The Stop the War Coalition Sydney held a picket outside ALP MP Tanya Plibersek’s office on August 5 to call for an end to Australian support for the war in Afghanistan. The STWC has condemned the Australian government’s purchase of 18 unmanned spy drones and training packages worth $175 million. Spokesperson Marlene Obeid said: “The drones are part of an offensive weapons system that, almost certainly, will be linked to US systems in Afghanistan and Pakistan. In other words, Australia will be subsidising US assault operations, which will kill more Afghan women and children.”
A growing number of unions across Australia have backed the international boycott, divestment and sanctions (BDS) campaign targeting Israel. The campaign demands that Israel ends its apartheid-like policies towards Palestinians. The National Council of Churches in Australia (NCCA) said in a July 20 statement that it would “continue to add its voice to the call for an end to Israel’s occupation of Palestine and condemning all acts of terrorism”.
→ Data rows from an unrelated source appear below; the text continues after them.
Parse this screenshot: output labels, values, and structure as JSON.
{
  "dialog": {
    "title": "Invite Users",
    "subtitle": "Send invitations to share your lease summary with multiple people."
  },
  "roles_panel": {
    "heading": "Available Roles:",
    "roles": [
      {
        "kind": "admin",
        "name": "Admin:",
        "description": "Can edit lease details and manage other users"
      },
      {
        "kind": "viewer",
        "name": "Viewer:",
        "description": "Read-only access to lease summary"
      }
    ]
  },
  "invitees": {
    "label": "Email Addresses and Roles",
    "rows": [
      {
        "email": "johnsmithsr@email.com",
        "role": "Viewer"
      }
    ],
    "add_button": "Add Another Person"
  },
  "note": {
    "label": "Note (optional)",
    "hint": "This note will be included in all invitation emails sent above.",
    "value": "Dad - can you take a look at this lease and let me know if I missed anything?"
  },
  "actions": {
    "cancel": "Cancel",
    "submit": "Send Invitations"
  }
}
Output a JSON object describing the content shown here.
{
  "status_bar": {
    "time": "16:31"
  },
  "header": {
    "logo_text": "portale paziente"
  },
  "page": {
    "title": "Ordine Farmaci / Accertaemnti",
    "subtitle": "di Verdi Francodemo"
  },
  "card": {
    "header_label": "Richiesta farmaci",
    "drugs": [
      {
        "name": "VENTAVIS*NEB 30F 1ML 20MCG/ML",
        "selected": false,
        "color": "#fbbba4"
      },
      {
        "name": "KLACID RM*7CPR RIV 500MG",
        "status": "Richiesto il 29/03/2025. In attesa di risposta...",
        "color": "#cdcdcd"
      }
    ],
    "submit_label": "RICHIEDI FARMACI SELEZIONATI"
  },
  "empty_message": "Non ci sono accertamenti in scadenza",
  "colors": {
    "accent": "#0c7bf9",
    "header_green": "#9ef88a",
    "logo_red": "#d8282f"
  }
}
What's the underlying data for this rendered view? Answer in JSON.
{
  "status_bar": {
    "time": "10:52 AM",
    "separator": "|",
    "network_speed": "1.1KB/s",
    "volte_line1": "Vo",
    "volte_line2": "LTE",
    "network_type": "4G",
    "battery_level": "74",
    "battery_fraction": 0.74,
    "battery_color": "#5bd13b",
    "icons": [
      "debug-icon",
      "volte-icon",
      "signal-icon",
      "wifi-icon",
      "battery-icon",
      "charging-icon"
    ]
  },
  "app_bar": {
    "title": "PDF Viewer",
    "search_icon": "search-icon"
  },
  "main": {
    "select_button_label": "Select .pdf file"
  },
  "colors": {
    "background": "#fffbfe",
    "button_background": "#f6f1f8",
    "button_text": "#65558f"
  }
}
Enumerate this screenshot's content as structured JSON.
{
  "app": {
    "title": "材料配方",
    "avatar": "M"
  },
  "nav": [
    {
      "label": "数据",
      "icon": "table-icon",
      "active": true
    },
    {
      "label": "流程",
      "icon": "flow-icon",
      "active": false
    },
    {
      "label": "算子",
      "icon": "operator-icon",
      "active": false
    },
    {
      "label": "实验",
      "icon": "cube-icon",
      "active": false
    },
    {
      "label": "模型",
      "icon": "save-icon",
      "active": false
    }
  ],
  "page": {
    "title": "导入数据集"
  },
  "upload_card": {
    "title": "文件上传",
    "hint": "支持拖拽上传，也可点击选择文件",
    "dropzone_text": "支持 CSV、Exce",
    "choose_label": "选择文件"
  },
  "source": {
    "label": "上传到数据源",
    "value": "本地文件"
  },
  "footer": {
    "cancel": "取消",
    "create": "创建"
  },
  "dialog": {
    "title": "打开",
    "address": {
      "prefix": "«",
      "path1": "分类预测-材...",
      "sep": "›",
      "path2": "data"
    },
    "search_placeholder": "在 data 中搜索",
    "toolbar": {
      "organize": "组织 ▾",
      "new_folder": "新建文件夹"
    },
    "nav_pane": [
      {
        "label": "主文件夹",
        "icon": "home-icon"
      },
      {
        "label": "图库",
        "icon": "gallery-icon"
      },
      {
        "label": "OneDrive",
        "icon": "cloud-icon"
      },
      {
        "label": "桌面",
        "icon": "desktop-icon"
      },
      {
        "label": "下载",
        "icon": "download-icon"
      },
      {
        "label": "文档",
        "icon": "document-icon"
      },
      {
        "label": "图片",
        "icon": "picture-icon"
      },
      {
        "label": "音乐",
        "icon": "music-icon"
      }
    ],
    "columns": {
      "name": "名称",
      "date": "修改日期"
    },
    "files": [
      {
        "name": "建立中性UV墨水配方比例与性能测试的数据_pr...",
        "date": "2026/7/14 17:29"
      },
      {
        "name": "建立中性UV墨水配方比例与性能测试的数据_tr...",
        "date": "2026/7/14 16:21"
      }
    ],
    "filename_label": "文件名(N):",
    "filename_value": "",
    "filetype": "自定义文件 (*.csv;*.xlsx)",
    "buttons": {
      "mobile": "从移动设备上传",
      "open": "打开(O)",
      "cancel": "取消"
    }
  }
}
WYONG — Climate action activists confronted Prime Minister Julia Gillard on August 3 when she appeared at a soccer club in Wyong on the NSW Central Coast. She was handed a statement from the local climate action group about transitioning as soon as possible from fossil fuels, to renewable energy and a copy of the Zero Carbon Australia plan by Beyond Zero Emissions. Activists held placards that said: “Fund solutions not pollution” as Gillard was speaking. They then confronted Gillard as she left the soccer club.
Conservation groups from Tasmania, Victoria, Western Australia, New South Wales, Canberra and Queensland took part in local actions on August 5 to highlight the threats to biodiversity that burning native forests for electricity will create.
Dismayed by the Labor government’s inaction on climate change and looking for an alternative? Don’t look to the Liberals. If the ALP has been dodgy on the issue, Tony Abbott’s party has been dodgier. Sincere commitment on the issue is hard for Abbott. At a public meeting last September, he said global warming was “absolute crap”. But the Liberal leader is remarkably consistent on one thing — the “need” to funnel large amounts of public money to big business.
More 150 people turned out in Darwin on August 3 for the launch of the Australian Greens Northern Territory Senate campaign. The Greens are running two Aboriginal candidates: country music performer and Arrente man Warren H. Williams and Aboriginal rights activist Barbara Shaw A big part of their campaign is opposition to the NT intervention, launched in 2007 in response to allegations of child abuse and neglect in remote Aboriginal communities.
VoteClimate.org.au has released a detailed description of the climate policies of parties contesting the August 21 federal election. It is the world’s first dedicated climate election website and is run by climate activist Adrian Whitehead, a founder of Beyond Zero Emissions and a Target300.org campaigner. The site, which includes links to each partiy’s policies, ranked the policies as following:
The Socialist Alliance proposals for the federal election, detailed at www.socialist-alliance.org, won’t come cheap. They include lifting welfare payments above the poverty line, ending the 200,000 public housing waiting list, achieving 100% renewable energy by 2020 through a plan of public investment, boosted public transport including inter-city high-speed rail, and closing the gap in Indigenous health, education and housing.
Brami Jegan, a young campaigner for social justice who is standing for the Greens in the New South Wales Senate, is very critical of the ALP’s policies on asylum seekers and the war in Afghanistan. Jegan told Green Left Weekly she understands the challenges migrant communities face in settling in this country. She also had first-hand experience of the devastating impacts of war. “During my visits back to Sri Lanka between 2002-2006, I was able to spend time with Tamils affected by the war.”
Residents are organising to stop mining company LD Operations plans to start a new coal mine next to the town of Margaret River in Western Australia. Margaret River is five hours south of Perth famous for its wineries, surfing spots and outstanding natural beauty. A public meeting on August 1 with only one day’s notice drew 60 people. It is a sign of strong community opposition. There are plans to hold a demonstration as part of the national Walk Against Warming rallies on August 15.